Lawmakers Propose Asbestos Ban for U.S.

There are 55 countries with asbestos bans, largely because of the substance’s harmful effects and link to mesothelioma. Some lawmakers hope the United States soon joins the list.

Members of the House of Representatives and Senate introduced a bill earlier this month that would ban the mining, importation, sale and use of asbestos in the country. Nine senators and 21 representatives sponsored the legislation.

The bill, titled House Resolution 5114, would alter the Toxic Substances Control Act to prevent “the manufacture, processing, use, distribution in commerce and disposal of asbestos and mixtures and articles containing asbestos.” If passed, the law would be the government’s strongest move yet in protecting residents from severe health risks.

Current Asbestos Regulations

The legislation is the latest government move to restrict or ban asbestos manufacturing, distribution and use. Earlier in 2019, the New Jersey legislature passed a bill that outlaws all asbestos-included products. While the state aims to become the first in the country to enact an asbestos ban, the federal government recently loosened its own restrictions.

If H.R. 5114 becomes law, the resolution would change the Environmental Protection Agency’s current asbestos regulations. The EPA changed its regulations in 2018 to allow the manufacturing of asbestos-included products on a case-by-case basis.

Dr. Richard Lemen, the former deputy director of the National Institute for Occupational Safety and Health, said that there is increasing enthusiasm in the U.S. for an asbestos ban.

“It’s certainly high time the United States follows the pattern of many other countries and bans this carcinogen,” he said, according to the Montana Standard. “We now know that the number of deaths due to asbestos has been severely underreported in the past.”

The Connection Between Asbestos and Cancer

Instituting a nationwide asbestos ban would be significant progress toward reducing exposure to the toxic substance. However, people should remain aware of the dangers associated with asbestos.

Approximately 3,300 people in the U.S. each year are diagnosed with mesothelioma, and asbestos exposure is the primary cause of the incurable cancer. The bill is named the “Alan Reinstein Ban Asbestos Now Act” in honor of Alan Reinstein, who died in 2006 from mesothelioma. His wife, Linda Reinstein, is the director of the Asbestos Disease Awareness Organization and a major proponent in a nationwide asbestos ban.

“A ban on asbestos means no family needs to experience the heartbreaking loss of a loved one from asbestos-related disease ever again,” she said to the Montana Standard.

Close to 3,000 Americans die each year from mesothelioma. The consequences of asbestos exposure is a reality that Dr. Raja Flores, the chief of thoracic surgery at Mt. Sinai Hospital in New York City, understands better than most.

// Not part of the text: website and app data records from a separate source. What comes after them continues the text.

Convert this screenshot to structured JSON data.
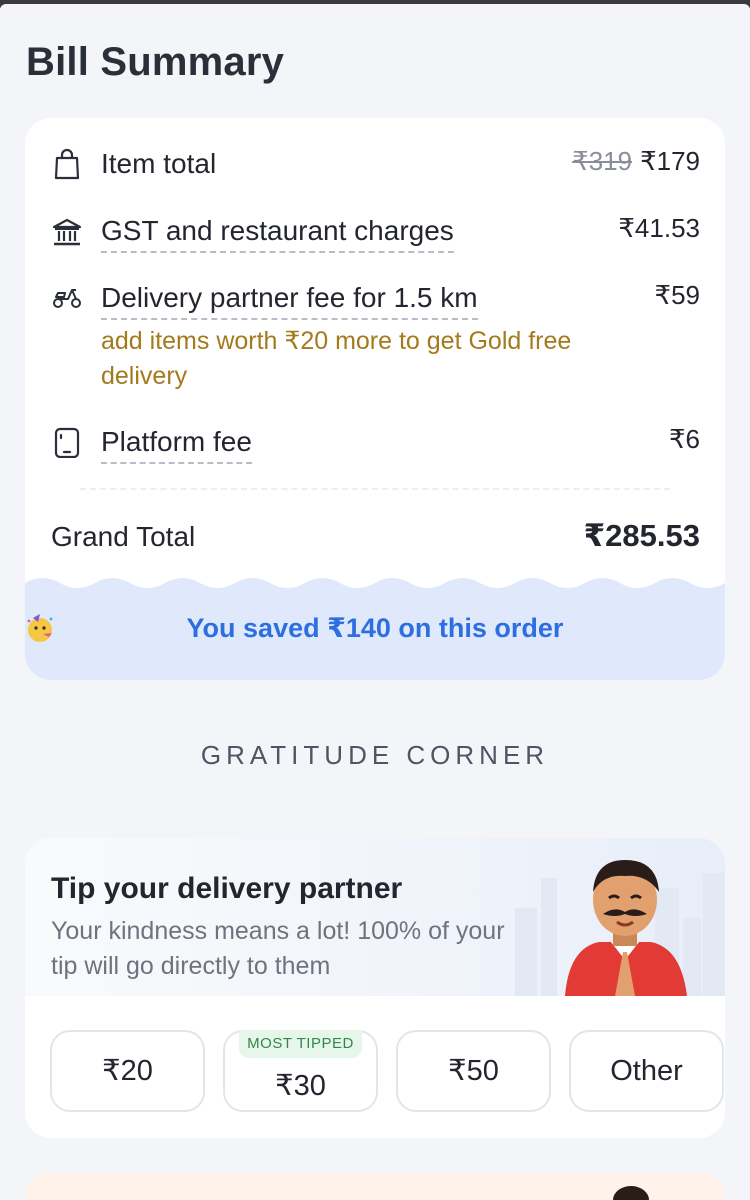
{
  "bill_summary": {
    "title": "Bill Summary",
    "item_total": {
      "label": "Item total",
      "original": "₹319",
      "amount": "₹179"
    },
    "gst": {
      "label": "GST and restaurant charges",
      "amount": "₹41.53"
    },
    "delivery": {
      "label": "Delivery partner fee for 1.5 km",
      "amount": "₹59",
      "note": "add items worth ₹20 more to get Gold free delivery"
    },
    "platform": {
      "label": "Platform fee",
      "amount": "₹6"
    },
    "grand_total": {
      "label": "Grand Total",
      "amount": "₹285.53"
    },
    "savings": "You saved ₹140 on this order"
  },
  "gratitude": {
    "heading": "GRATITUDE CORNER",
    "tip": {
      "title": "Tip your delivery partner",
      "subtitle": "Your kindness means a lot! 100% of your tip will go directly to them",
      "options": [
        {
          "value": "₹20"
        },
        {
          "value": "₹30",
          "tag": "MOST TIPPED"
        },
        {
          "value": "₹50"
        },
        {
          "value": "Other"
        }
      ]
    }
  },
  "colors": {
    "accent_blue": "#2d6ee0",
    "gold": "#a37a1c",
    "savings_bg": "#dfe9fb",
    "tag_green": "#2f8a48"
  },
  "icons": [
    "shopping-bag-icon",
    "bank-icon",
    "scooter-icon",
    "phone-icon",
    "party-face-icon"
  ]
}
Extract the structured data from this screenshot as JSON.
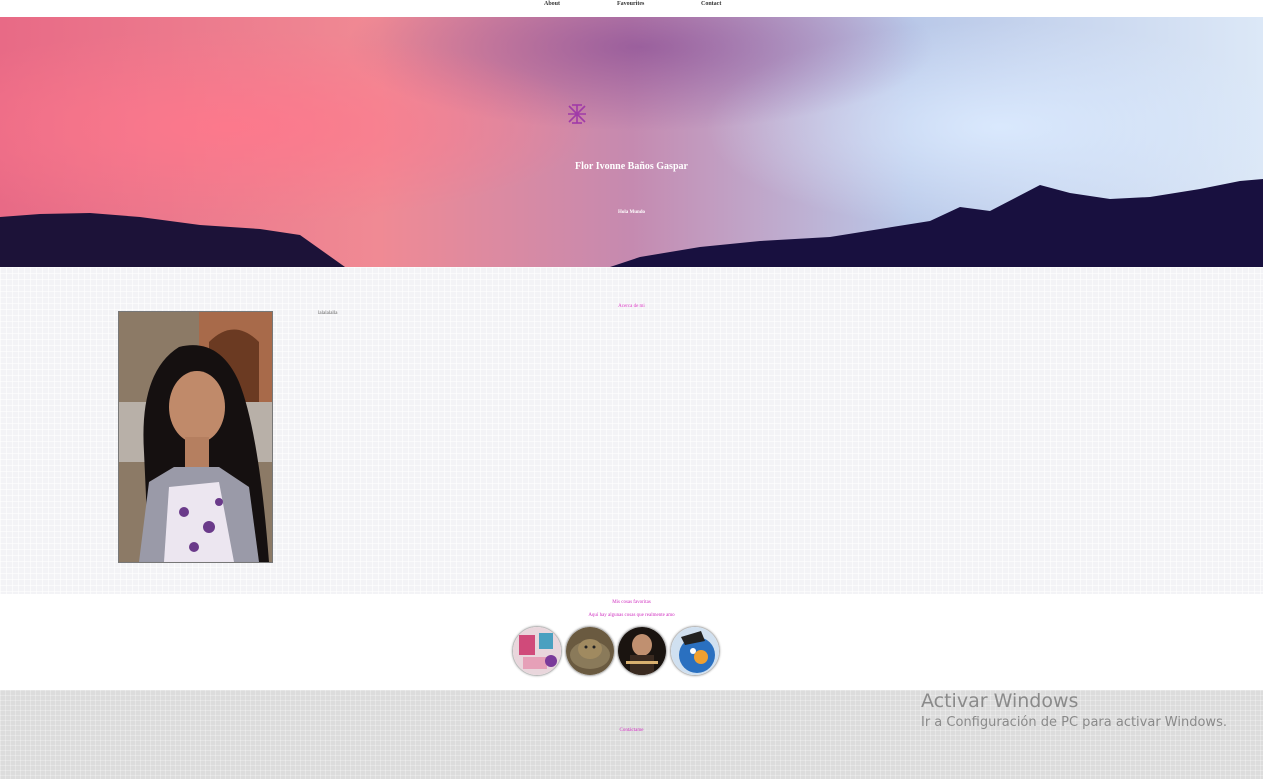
{
  "nav": {
    "items": [
      "About",
      "Favourites",
      "Contact"
    ]
  },
  "hero": {
    "title": "Flor Ivonne Baños Gaspar",
    "subtitle": "Hola Mundo",
    "logo_icon": "purple-star-icon"
  },
  "about": {
    "heading": "Acerca de mi",
    "text": "lalalalalla"
  },
  "favourites": {
    "heading": "Mis cosas favoritas",
    "subheading": "Aquí hay algunas cosas que realmente amo"
  },
  "contact": {
    "heading": "Contáctame"
  },
  "watermark": {
    "title": "Activar Windows",
    "subtitle": "Ir a Configuración de PC para activar Windows."
  },
  "colors": {
    "accent": "#d030c0",
    "mountains": "#1a1040"
  }
}
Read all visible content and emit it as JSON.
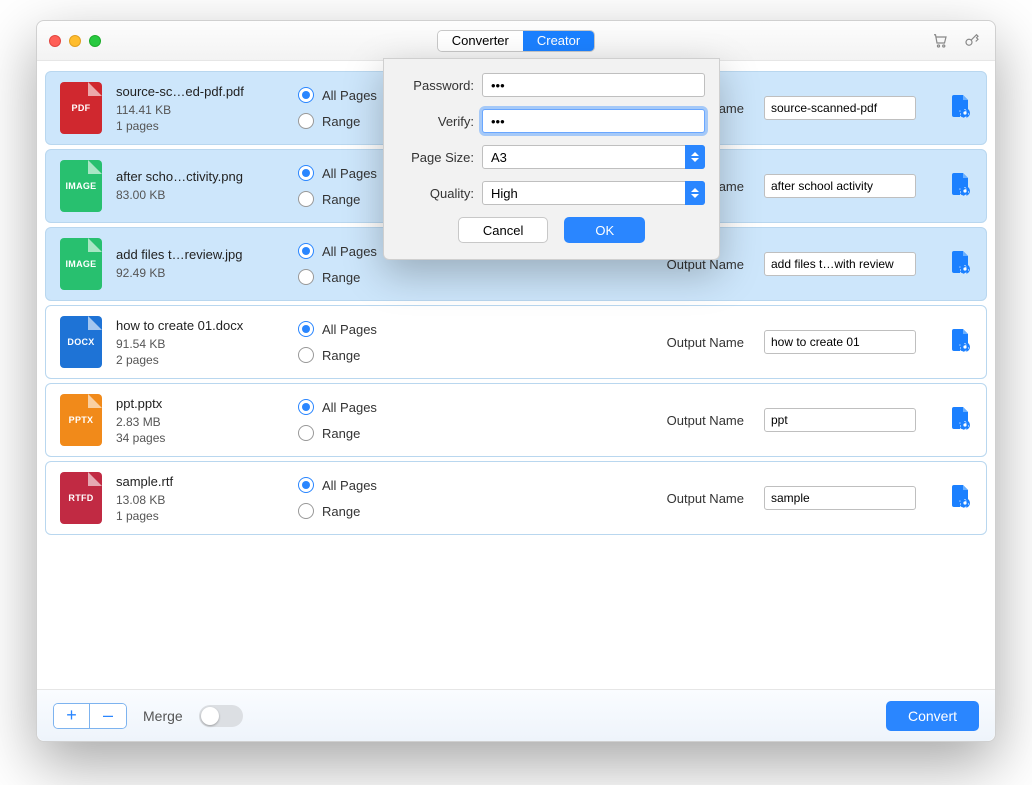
{
  "tabs": {
    "converter": "Converter",
    "creator": "Creator",
    "active": "creator"
  },
  "labels": {
    "all_pages": "All Pages",
    "range": "Range",
    "output_name": "Output Name",
    "merge": "Merge",
    "convert": "Convert",
    "add": "+",
    "remove": "–"
  },
  "modal": {
    "password_label": "Password:",
    "verify_label": "Verify:",
    "pagesize_label": "Page Size:",
    "quality_label": "Quality:",
    "password_value": "•••",
    "verify_value": "•••",
    "pagesize_value": "A3",
    "quality_value": "High",
    "cancel": "Cancel",
    "ok": "OK"
  },
  "files": [
    {
      "type": "pdf",
      "type_label": "PDF",
      "name": "source-sc…ed-pdf.pdf",
      "size": "114.41 KB",
      "pages": "1 pages",
      "output": "source-scanned-pdf",
      "selected": true
    },
    {
      "type": "image",
      "type_label": "IMAGE",
      "name": "after scho…ctivity.png",
      "size": "83.00 KB",
      "pages": "",
      "output": "after school activity",
      "selected": true
    },
    {
      "type": "image",
      "type_label": "IMAGE",
      "name": "add files t…review.jpg",
      "size": "92.49 KB",
      "pages": "",
      "output": "add files t…with review",
      "selected": true
    },
    {
      "type": "docx",
      "type_label": "DOCX",
      "name": "how to create 01.docx",
      "size": "91.54 KB",
      "pages": "2 pages",
      "output": "how to create 01",
      "selected": false
    },
    {
      "type": "pptx",
      "type_label": "PPTX",
      "name": "ppt.pptx",
      "size": "2.83 MB",
      "pages": "34 pages",
      "output": "ppt",
      "selected": false
    },
    {
      "type": "rtfd",
      "type_label": "RTFD",
      "name": "sample.rtf",
      "size": "13.08 KB",
      "pages": "1 pages",
      "output": "sample",
      "selected": false
    }
  ]
}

As one of the top mesothelioma surgeons in the country, Flores believes the bill is a necessary step in reducing the impact of the rare form of cancer.

“This bill will save more lives than I ever could with my scalpel,” Flores told the newspaper.

Devin Golden

Devin Golden is the content writer for Mesothelioma Guide. He produces mesothelioma-related content on various mediums, including the Mesothelioma Guide website and social media channels. Devin's objective is to translate complex information regarding mesothelioma into informative, easily absorbable content to help patients and their loved ones.

Share
    Published by
    Devin Golden

    Recent Posts

    Bakers, Pastry Cooks and Mesothelioma: The Asbestos Link

    Asbestos has an appealing characteristic: It can prevent fires. Many businesses relied on the mineral for decades as an insulant.…

    5 days ago

    Why There’s Still Hope for Keytruda and Mesothelioma

    Keytruda, the brand name for pembrolizumab, has been a source of hope for many people with mesothelioma. At a recent…

    6 days ago

    How Talc Pleurodesis Helps Pleural Mesothelioma Patients

    There are two primary surgeries for pleural mesothelioma patients: extrapleural pneumonectomy and pleurectomy with decortication. Some mesothelioma experts suggest a…

    7 days ago

    Dr. Daniel Sterman Talks Phase 3 Mesothelioma Study on Podcast

    Mesothelioma Guide’s newest podcast features the lead investigator into a promising Phase 3 mesothelioma clinical trial. Dr. Daniel Sterman is…

    2 weeks ago

    Clay Artists and Mesothelioma: How They Connect

    Mesothelioma is frequently linked to working in construction and insulation trades. These occupations, along with the United States military, relied…

    2 weeks ago

    Asbestos in the Military: Video Depicts Soldier Handling Substance

    For most of the 20th century, the United States military relied on asbestos for constructing equipment and buildings. The result…

    2 weeks ago